In this erudite, engrossing, and compelling book, Colin R. Nicholl painstakingly develops a new solution for the enduring mystery of the Star of Bethlehem, bringing together the biblical story and ancient descriptions of the sky with modern understandings of astronomy. Nicholl's argument - that the celestial visitor was actually a phenomenal comet that passed perilously close by Earth in 6 BC - is certain to be discussed and debated for years to come.
Visiting Astronomer, Armagh Observatory; Visiting Professor, University of Buckingham
This is an amazing study. It reads like an absorbing detective story. Nicholl starts with a detailed reading of Matthew's account of the visit of the Magi. He makes the case, based on ancient and modern astronomy, that the star of Bethlehem was a great comet whose behavior in the sky would have been interpreted by ancient astrologers as announcing the birth of a Jewish Messiah. The depth and breadth of learning that Nicholl displays is prodigious and persuasive, and all future studies will have to take its proposals most seriously.
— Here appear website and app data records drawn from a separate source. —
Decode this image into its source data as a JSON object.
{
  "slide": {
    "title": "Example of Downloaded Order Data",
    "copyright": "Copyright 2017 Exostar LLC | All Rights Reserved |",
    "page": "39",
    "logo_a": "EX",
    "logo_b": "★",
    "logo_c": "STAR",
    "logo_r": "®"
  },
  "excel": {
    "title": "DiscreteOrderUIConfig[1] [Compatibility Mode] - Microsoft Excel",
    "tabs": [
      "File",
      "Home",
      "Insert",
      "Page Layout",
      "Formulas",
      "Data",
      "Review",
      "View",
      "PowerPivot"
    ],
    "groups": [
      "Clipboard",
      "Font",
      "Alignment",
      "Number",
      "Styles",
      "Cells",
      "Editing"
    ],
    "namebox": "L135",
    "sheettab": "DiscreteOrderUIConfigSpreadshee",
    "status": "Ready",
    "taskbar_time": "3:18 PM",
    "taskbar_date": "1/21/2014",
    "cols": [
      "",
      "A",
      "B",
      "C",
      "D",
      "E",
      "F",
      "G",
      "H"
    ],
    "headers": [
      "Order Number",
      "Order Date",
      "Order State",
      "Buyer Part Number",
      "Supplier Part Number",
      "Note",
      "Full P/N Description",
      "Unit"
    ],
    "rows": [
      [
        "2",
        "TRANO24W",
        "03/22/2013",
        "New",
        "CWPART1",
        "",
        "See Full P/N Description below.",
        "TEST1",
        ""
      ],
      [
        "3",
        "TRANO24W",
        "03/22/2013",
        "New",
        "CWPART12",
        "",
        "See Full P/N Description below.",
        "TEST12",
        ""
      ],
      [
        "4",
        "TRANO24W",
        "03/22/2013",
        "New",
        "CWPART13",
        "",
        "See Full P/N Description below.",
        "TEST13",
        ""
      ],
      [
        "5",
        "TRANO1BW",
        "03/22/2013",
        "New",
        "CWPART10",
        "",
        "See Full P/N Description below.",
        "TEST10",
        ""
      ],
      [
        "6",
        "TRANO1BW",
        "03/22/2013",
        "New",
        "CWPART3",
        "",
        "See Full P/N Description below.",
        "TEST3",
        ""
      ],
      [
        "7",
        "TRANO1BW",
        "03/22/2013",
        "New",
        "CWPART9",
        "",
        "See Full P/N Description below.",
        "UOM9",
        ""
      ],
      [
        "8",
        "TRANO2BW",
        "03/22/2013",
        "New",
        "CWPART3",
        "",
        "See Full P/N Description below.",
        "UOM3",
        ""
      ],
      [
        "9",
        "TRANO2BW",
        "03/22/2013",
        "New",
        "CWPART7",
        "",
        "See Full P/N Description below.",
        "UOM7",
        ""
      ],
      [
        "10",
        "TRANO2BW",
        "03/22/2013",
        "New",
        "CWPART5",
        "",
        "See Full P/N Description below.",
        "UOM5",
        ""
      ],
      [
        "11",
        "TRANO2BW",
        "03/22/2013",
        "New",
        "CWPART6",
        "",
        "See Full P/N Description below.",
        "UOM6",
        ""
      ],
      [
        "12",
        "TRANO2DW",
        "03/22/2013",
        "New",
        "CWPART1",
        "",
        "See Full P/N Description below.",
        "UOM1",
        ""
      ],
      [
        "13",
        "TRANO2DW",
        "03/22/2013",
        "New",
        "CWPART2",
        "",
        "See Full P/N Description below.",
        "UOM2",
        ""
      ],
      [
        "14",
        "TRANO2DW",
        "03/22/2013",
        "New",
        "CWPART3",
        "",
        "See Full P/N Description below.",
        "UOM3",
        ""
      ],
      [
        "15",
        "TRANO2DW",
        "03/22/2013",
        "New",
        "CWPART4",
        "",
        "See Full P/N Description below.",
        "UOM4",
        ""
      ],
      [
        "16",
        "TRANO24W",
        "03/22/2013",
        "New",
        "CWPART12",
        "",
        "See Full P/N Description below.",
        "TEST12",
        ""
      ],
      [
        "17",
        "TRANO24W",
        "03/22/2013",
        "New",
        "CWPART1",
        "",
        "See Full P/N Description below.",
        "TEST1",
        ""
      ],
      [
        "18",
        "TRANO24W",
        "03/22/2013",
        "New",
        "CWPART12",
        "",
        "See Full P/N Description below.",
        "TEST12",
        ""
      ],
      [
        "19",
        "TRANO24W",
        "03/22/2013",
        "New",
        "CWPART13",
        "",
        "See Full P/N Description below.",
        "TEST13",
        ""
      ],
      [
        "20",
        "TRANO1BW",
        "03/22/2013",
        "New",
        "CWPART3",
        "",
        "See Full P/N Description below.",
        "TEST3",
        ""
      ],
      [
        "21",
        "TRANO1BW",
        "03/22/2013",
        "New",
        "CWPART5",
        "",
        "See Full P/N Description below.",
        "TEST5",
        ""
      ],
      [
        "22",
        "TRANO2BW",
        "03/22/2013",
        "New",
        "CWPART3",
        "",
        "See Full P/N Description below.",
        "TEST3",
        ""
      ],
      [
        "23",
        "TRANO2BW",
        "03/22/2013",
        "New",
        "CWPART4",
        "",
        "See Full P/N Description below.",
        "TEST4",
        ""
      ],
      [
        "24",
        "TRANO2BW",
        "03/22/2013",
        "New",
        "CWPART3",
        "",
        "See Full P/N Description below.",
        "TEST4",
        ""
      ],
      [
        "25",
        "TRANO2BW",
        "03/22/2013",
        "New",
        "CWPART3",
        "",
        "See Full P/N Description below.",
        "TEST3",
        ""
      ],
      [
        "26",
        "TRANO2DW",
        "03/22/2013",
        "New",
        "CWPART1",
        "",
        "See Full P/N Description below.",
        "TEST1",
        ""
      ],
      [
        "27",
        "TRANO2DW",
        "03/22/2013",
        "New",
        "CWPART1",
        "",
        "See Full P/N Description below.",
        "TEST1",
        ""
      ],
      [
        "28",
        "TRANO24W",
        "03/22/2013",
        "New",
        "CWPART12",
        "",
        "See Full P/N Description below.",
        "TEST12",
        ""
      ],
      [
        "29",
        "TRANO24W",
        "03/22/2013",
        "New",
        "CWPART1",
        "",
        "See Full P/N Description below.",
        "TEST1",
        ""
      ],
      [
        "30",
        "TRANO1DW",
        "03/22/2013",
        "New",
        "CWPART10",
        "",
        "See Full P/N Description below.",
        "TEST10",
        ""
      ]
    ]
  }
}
Adjunct Professor of Old Testament, Trinity College, Bristol
This is an outstanding book, quite breathtaking in the range of its scholarship, yet a page-turner in terms of its accessibility. Colin R. Nicholl is eminently followable, using detective skills to assess the biblical, historical, and astronomical evidence that lead him to conclude that the 'star' of Bethlehem was a comet. A real tour de force that I recommend unreservedly to a broad readership.
Professor of Mathematics, University of Oxford
Readers of this book will learn a lot of astronomy, history, and theology. Nicholl has produced a remarkable and fascinating book that combines the best of recent scientific scholarship with the best biblical scholarship. The Great Christ Comet is a model of the integration of science and Scripture, and presents a tightly reasoned and highly plausible argument that the Star was a comet. A terrific read!
-Donald A. Hagner,
George Eldon Ladd Professor of New Testament, Fuller Theological Seminary
Nicholl breaks important new ground in the quest for the historical Star of Bethlehem. Not only does he develop a formidable case for identifying the Star as a great comet; he also proposes a fresh explanation as to what it may have done to so impress the Magi. Nicholl has a clear understanding of the relevant areas of modern astronomy, and especially of the nature, evolution, and orbital dynamics of comets as currently understood. This work will be of great interest to astronomers, theologians, historians of science, and the general public, and will hopefully stimulate important new lines of scientific enquiry.
Director, Armagh Observatory; coauthor, The Origin of Comets
The Great Christ Comet is a significant new contribution to the long-running debate over the nature of the Star of Bethlehem. One of the book's many strengths is its critique of earlier, widely discussed hypotheses proposed to explain the Star. The book also explains the relevant astronomy very clearly at a level the general reader should have no trouble following. The case Nicholl makes for the Star being a great comet is certainly worthy of serious consideration.
Department of Astronomy, University of California at Santa Cruz
It is a real pleasure to commend The Great Christ Comet to everyone who has ever wondered what could possibly account for the appearance of the Star of Bethlehem. Few have expended as much earnest research, or written as clearly, on the astronomical basis for this special event as has Colin R. Nicholl. When you're reading this book, the pages turn rapidly - similar to the way the pages fly when you're engrossed in a mystery novel. All readers will be richly rewarded!
-Walter C. Kaiser Jr.,
Colman M. Mockler Distinguished Professor Emeritus of Old Testament and President Emeritus, Gordon-Conwell Theological Seminary
Colin R. Nicholl (PhD, University of Cambridge) taught at the University of Cambridge and was a professor of New Testament at Gordon-Conwell Theological Seminary before devoting himself to biblical research. His book From Hope to Despair in Thessalonica was published by Cambridge University Press, and his articles have appeared in publications such as The Journal of Theological Studies and The Times (London).